Records »
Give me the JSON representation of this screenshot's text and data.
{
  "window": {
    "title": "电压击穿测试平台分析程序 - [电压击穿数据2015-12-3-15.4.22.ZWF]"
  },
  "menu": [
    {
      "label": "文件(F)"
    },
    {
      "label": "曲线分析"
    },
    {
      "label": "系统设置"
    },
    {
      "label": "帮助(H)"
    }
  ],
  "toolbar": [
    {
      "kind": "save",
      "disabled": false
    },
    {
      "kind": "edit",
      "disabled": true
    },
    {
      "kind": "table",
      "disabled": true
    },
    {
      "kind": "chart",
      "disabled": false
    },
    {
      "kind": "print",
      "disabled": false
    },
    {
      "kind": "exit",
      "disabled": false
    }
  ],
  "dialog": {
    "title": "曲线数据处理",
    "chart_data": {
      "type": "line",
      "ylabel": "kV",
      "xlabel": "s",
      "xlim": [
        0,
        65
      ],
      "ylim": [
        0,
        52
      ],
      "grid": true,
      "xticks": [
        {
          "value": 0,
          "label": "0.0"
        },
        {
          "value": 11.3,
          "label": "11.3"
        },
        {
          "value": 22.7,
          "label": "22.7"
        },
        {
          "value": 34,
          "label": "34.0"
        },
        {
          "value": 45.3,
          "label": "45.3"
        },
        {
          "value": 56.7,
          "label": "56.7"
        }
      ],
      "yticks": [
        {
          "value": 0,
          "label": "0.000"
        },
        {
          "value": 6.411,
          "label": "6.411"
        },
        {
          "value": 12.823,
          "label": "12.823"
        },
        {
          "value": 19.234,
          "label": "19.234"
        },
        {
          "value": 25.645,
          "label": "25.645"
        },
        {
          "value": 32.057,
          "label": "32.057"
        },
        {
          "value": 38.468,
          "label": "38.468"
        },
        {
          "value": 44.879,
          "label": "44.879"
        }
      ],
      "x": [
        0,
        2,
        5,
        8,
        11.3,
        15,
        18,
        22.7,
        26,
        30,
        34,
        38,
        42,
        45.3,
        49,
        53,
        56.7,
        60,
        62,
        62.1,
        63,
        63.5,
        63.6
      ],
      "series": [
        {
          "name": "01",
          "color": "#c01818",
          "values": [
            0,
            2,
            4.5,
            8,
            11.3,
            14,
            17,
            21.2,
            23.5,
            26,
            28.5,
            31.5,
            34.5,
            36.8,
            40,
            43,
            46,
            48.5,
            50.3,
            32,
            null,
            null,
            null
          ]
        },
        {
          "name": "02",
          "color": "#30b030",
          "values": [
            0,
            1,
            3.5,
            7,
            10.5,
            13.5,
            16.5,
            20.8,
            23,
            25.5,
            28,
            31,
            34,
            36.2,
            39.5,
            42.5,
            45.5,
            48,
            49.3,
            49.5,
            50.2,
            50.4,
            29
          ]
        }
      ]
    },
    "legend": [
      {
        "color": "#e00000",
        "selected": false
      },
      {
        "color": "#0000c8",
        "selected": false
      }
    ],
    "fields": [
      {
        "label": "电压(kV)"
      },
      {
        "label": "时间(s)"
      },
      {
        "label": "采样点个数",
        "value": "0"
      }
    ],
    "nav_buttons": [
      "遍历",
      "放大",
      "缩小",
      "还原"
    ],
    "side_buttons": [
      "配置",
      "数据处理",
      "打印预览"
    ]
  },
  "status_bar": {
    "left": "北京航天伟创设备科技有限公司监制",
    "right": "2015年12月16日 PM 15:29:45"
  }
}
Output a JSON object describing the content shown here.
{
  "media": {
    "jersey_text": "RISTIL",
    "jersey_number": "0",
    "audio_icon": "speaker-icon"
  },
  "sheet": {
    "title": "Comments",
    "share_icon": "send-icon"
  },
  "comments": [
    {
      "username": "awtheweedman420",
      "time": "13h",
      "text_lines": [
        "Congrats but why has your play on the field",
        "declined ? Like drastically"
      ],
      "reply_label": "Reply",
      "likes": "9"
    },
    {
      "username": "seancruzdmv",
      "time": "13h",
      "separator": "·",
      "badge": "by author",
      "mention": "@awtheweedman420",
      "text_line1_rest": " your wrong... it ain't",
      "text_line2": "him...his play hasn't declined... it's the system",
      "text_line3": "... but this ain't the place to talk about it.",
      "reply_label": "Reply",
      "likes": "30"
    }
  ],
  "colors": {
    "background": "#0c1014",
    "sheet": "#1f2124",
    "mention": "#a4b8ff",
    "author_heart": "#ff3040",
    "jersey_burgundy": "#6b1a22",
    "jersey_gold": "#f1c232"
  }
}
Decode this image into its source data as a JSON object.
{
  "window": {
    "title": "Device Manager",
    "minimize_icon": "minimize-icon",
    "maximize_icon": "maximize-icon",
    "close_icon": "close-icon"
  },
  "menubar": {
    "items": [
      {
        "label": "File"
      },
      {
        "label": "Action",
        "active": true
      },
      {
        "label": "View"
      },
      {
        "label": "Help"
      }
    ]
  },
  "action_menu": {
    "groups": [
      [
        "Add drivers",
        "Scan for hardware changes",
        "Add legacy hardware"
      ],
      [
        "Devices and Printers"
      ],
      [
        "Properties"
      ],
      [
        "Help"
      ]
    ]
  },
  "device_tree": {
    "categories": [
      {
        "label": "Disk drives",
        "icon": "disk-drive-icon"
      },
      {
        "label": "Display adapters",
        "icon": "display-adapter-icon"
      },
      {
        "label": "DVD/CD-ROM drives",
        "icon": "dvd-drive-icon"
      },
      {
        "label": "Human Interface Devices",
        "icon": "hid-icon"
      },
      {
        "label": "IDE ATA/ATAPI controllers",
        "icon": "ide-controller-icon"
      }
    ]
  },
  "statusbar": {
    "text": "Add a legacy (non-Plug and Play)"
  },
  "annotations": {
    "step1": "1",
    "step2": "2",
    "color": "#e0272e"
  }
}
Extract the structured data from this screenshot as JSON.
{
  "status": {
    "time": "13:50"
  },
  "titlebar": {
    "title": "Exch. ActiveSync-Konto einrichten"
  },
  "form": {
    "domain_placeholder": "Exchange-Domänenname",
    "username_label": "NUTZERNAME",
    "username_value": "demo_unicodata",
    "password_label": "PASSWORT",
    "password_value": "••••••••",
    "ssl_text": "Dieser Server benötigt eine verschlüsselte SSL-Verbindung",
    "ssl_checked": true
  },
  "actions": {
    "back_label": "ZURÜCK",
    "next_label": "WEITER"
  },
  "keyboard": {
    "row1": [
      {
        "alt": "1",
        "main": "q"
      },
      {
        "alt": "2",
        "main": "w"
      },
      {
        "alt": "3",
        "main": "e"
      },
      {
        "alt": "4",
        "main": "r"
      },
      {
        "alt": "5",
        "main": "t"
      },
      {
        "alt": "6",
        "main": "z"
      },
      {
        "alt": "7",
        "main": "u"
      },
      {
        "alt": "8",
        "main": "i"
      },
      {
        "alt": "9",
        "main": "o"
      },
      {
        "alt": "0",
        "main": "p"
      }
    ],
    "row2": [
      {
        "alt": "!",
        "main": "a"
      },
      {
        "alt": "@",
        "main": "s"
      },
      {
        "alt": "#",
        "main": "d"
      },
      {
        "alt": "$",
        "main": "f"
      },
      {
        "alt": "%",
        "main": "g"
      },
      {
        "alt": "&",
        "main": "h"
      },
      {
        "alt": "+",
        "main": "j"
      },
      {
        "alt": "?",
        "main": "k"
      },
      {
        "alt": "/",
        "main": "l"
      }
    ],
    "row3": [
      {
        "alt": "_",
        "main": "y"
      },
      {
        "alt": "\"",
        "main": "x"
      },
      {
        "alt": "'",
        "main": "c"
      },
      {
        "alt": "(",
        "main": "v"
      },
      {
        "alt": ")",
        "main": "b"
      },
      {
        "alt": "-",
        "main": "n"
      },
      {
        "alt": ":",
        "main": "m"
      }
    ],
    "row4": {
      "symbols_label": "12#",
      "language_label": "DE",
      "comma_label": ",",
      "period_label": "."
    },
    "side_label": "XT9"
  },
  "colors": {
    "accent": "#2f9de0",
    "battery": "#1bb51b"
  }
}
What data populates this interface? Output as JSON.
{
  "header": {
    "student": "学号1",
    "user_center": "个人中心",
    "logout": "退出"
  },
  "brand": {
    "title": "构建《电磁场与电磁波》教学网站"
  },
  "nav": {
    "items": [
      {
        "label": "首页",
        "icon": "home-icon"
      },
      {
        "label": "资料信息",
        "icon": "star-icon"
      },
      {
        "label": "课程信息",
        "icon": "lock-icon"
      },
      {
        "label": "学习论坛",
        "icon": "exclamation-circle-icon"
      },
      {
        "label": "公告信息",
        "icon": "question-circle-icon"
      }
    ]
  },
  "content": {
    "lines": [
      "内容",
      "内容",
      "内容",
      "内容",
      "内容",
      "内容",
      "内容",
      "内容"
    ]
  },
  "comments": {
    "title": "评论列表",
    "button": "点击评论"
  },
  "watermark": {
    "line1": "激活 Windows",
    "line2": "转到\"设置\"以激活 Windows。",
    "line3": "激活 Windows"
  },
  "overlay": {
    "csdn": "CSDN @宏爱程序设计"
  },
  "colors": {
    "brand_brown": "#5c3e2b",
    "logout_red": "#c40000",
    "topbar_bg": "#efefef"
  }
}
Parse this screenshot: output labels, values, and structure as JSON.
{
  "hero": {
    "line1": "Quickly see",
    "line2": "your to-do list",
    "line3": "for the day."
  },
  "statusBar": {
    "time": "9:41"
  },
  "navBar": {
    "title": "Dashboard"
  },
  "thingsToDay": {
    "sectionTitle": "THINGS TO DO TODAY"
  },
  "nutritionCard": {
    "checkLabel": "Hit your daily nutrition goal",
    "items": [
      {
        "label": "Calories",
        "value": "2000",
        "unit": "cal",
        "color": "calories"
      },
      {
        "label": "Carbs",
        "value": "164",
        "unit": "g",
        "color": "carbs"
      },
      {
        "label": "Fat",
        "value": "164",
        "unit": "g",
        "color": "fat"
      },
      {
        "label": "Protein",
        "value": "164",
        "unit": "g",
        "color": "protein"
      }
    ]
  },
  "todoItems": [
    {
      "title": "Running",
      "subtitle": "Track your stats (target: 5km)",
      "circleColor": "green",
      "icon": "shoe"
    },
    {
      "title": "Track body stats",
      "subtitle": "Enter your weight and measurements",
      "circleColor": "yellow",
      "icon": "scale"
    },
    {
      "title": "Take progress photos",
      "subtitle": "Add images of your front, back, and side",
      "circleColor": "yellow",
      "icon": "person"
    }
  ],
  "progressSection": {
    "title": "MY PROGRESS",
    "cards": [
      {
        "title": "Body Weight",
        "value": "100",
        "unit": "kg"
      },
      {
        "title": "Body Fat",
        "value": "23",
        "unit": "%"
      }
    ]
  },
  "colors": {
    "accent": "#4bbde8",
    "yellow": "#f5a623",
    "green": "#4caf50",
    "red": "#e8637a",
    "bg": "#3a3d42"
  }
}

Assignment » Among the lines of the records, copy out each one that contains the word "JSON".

Output »
Give me the JSON representation of this screenshot's text and data.
Output a JSON object describing the content shown here.
Decode this image into its source data as a JSON object.
Extract the structured data from this screenshot as JSON.
What data populates this interface? Output as JSON.
Parse this screenshot: output labels, values, and structure as JSON.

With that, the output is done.